__What the exercise asks__: The listing below is to be copied exactly, with pictures excluded.
---------- Data for this exercise ----------
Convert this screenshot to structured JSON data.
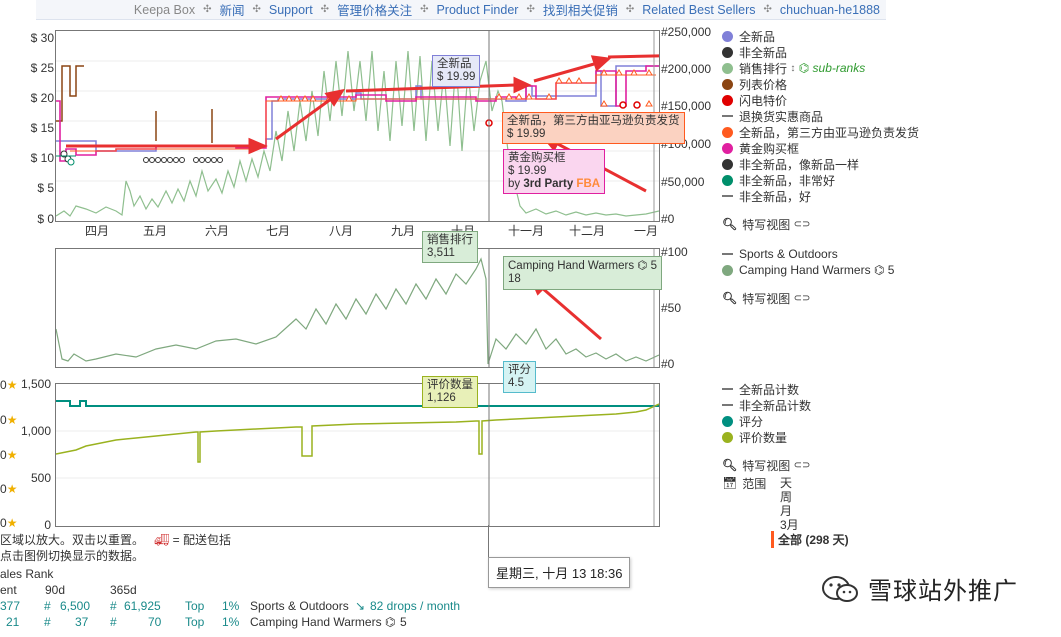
{
  "nav": {
    "items": [
      "Keepa Box",
      "新闻",
      "Support",
      "管理价格关注",
      "Product Finder",
      "找到相关促销",
      "Related Best Sellers",
      "chuchuan-he1888"
    ]
  },
  "price_chart": {
    "left_ticks": [
      "$ 30",
      "$ 25",
      "$ 20",
      "$ 15",
      "$ 10",
      "$ 5",
      "$ 0"
    ],
    "right_ticks": [
      "#250,000",
      "#200,000",
      "#150,000",
      "#100,000",
      "#50,000",
      "#0"
    ],
    "months": [
      "四月",
      "五月",
      "六月",
      "七月",
      "八月",
      "九月",
      "十月",
      "十一月",
      "十二月",
      "一月"
    ]
  },
  "rank_chart": {
    "right_ticks": [
      "#100",
      "#50",
      "#0"
    ]
  },
  "rating_chart": {
    "left_ticks": [
      "1,500",
      "1,000",
      "500",
      "0"
    ],
    "star_labels": [
      "0",
      "0",
      "0",
      "0",
      "0"
    ]
  },
  "tooltips": {
    "new": {
      "title": "全新品",
      "value": "$ 19.99"
    },
    "third_party": {
      "title": "全新品，第三方由亚马逊负责发货",
      "value": "$ 19.99"
    },
    "buybox": {
      "title": "黄金购买框",
      "value": "$ 19.99",
      "by": "by",
      "seller": "3rd Party",
      "fba": "FBA"
    },
    "sales_rank": {
      "title": "销售排行",
      "value": "3,511"
    },
    "subcat": {
      "title": "Camping Hand Warmers",
      "value": "18",
      "suffix": "5"
    },
    "rating_count": {
      "title": "评价数量",
      "value": "1,126"
    },
    "rating": {
      "title": "评分",
      "value": "4.5"
    },
    "date": "星期三, 十月 13 18:36"
  },
  "legend_price": [
    {
      "label": "全新品",
      "color": "#8080d8",
      "kind": "dot"
    },
    {
      "label": "非全新品",
      "color": "#333333",
      "kind": "dot"
    },
    {
      "label": "销售排行",
      "color": "#8fbf8f",
      "kind": "dot",
      "extra": "sub-ranks"
    },
    {
      "label": "列表价格",
      "color": "#8b4513",
      "kind": "dot"
    },
    {
      "label": "闪电特价",
      "color": "#e00000",
      "kind": "dot"
    },
    {
      "label": "退换货实惠商品",
      "color": "#999999",
      "kind": "dash"
    },
    {
      "label": "全新品，第三方由亚马逊负责发货",
      "color": "#ff5a1f",
      "kind": "dot"
    },
    {
      "label": "黄金购买框",
      "color": "#e020a0",
      "kind": "dot"
    },
    {
      "label": "非全新品，像新品一样",
      "color": "#333333",
      "kind": "dot"
    },
    {
      "label": "非全新品，非常好",
      "color": "#008f6b",
      "kind": "dot"
    },
    {
      "label": "非全新品，好",
      "color": "#999999",
      "kind": "dash"
    }
  ],
  "legend_closeup_1": "特写视图",
  "legend_rank": [
    {
      "label": "Sports & Outdoors",
      "color": "#999999",
      "kind": "dash"
    },
    {
      "label": "Camping Hand Warmers",
      "color": "#7fa87f",
      "kind": "dot",
      "suffix": "5"
    }
  ],
  "legend_closeup_2": "特写视图",
  "legend_rating": [
    {
      "label": "全新品计数",
      "color": "#999999",
      "kind": "dash"
    },
    {
      "label": "非全新品计数",
      "color": "#999999",
      "kind": "dash"
    },
    {
      "label": "评分",
      "color": "#008f80",
      "kind": "dot"
    },
    {
      "label": "评价数量",
      "color": "#9ab21f",
      "kind": "dot"
    }
  ],
  "legend_closeup_3": "特写视图",
  "range": {
    "label": "范围",
    "options": [
      "天",
      "周",
      "月",
      "3月"
    ],
    "selected": "全部 (298 天)"
  },
  "hints": {
    "line1": "区域以放大。双击以重置。",
    "delivery": "= 配送包括",
    "line2": "点击图例切换显示的数据。"
  },
  "sales_table": {
    "title": "ales Rank",
    "headers": [
      "ent",
      "90d",
      "365d"
    ],
    "rows": [
      {
        "cur": "377",
        "d90": "6,500",
        "d365": "61,925",
        "top": "Top",
        "pct": "1%",
        "cat": "Sports & Outdoors",
        "drops": "82 drops / month"
      },
      {
        "cur": "21",
        "d90": "37",
        "d365": "70",
        "top": "Top",
        "pct": "1%",
        "cat": "Camping Hand Warmers",
        "catsuffix": "5"
      }
    ]
  },
  "watermark": "雪球站外推广"
}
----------
__Response below__:
Convert this screenshot to structured JSON data.
{
  "nav": {
    "items": [
      "Keepa Box",
      "新闻",
      "Support",
      "管理价格关注",
      "Product Finder",
      "找到相关促销",
      "Related Best Sellers",
      "chuchuan-he1888"
    ]
  },
  "price_chart": {
    "left_ticks": [
      "$ 30",
      "$ 25",
      "$ 20",
      "$ 15",
      "$ 10",
      "$ 5",
      "$ 0"
    ],
    "right_ticks": [
      "#250,000",
      "#200,000",
      "#150,000",
      "#100,000",
      "#50,000",
      "#0"
    ],
    "months": [
      "四月",
      "五月",
      "六月",
      "七月",
      "八月",
      "九月",
      "十月",
      "十一月",
      "十二月",
      "一月"
    ]
  },
  "rank_chart": {
    "right_ticks": [
      "#100",
      "#50",
      "#0"
    ]
  },
  "rating_chart": {
    "left_ticks": [
      "1,500",
      "1,000",
      "500",
      "0"
    ],
    "star_labels": [
      "0",
      "0",
      "0",
      "0",
      "0"
    ]
  },
  "tooltips": {
    "new": {
      "title": "全新品",
      "value": "$ 19.99"
    },
    "third_party": {
      "title": "全新品，第三方由亚马逊负责发货",
      "value": "$ 19.99"
    },
    "buybox": {
      "title": "黄金购买框",
      "value": "$ 19.99",
      "by": "by",
      "seller": "3rd Party",
      "fba": "FBA"
    },
    "sales_rank": {
      "title": "销售排行",
      "value": "3,511"
    },
    "subcat": {
      "title": "Camping Hand Warmers",
      "value": "18",
      "suffix": "5"
    },
    "rating_count": {
      "title": "评价数量",
      "value": "1,126"
    },
    "rating": {
      "title": "评分",
      "value": "4.5"
    },
    "date": "星期三, 十月 13 18:36"
  },
  "legend_price": [
    {
      "label": "全新品",
      "color": "#8080d8",
      "kind": "dot"
    },
    {
      "label": "非全新品",
      "color": "#333333",
      "kind": "dot"
    },
    {
      "label": "销售排行",
      "color": "#8fbf8f",
      "kind": "dot",
      "extra": "sub-ranks"
    },
    {
      "label": "列表价格",
      "color": "#8b4513",
      "kind": "dot"
    },
    {
      "label": "闪电特价",
      "color": "#e00000",
      "kind": "dot"
    },
    {
      "label": "退换货实惠商品",
      "color": "#999999",
      "kind": "dash"
    },
    {
      "label": "全新品，第三方由亚马逊负责发货",
      "color": "#ff5a1f",
      "kind": "dot"
    },
    {
      "label": "黄金购买框",
      "color": "#e020a0",
      "kind": "dot"
    },
    {
      "label": "非全新品，像新品一样",
      "color": "#333333",
      "kind": "dot"
    },
    {
      "label": "非全新品，非常好",
      "color": "#008f6b",
      "kind": "dot"
    },
    {
      "label": "非全新品，好",
      "color": "#999999",
      "kind": "dash"
    }
  ],
  "legend_closeup_1": "特写视图",
  "legend_rank": [
    {
      "label": "Sports & Outdoors",
      "color": "#999999",
      "kind": "dash"
    },
    {
      "label": "Camping Hand Warmers",
      "color": "#7fa87f",
      "kind": "dot",
      "suffix": "5"
    }
  ],
  "legend_closeup_2": "特写视图",
  "legend_rating": [
    {
      "label": "全新品计数",
      "color": "#999999",
      "kind": "dash"
    },
    {
      "label": "非全新品计数",
      "color": "#999999",
      "kind": "dash"
    },
    {
      "label": "评分",
      "color": "#008f80",
      "kind": "dot"
    },
    {
      "label": "评价数量",
      "color": "#9ab21f",
      "kind": "dot"
    }
  ],
  "legend_closeup_3": "特写视图",
  "range": {
    "label": "范围",
    "options": [
      "天",
      "周",
      "月",
      "3月"
    ],
    "selected": "全部 (298 天)"
  },
  "hints": {
    "line1": "区域以放大。双击以重置。",
    "delivery": "= 配送包括",
    "line2": "点击图例切换显示的数据。"
  },
  "sales_table": {
    "title": "ales Rank",
    "headers": [
      "ent",
      "90d",
      "365d"
    ],
    "rows": [
      {
        "cur": "377",
        "d90": "6,500",
        "d365": "61,925",
        "top": "Top",
        "pct": "1%",
        "cat": "Sports & Outdoors",
        "drops": "82 drops / month"
      },
      {
        "cur": "21",
        "d90": "37",
        "d365": "70",
        "top": "Top",
        "pct": "1%",
        "cat": "Camping Hand Warmers",
        "catsuffix": "5"
      }
    ]
  },
  "watermark": "雪球站外推广"
}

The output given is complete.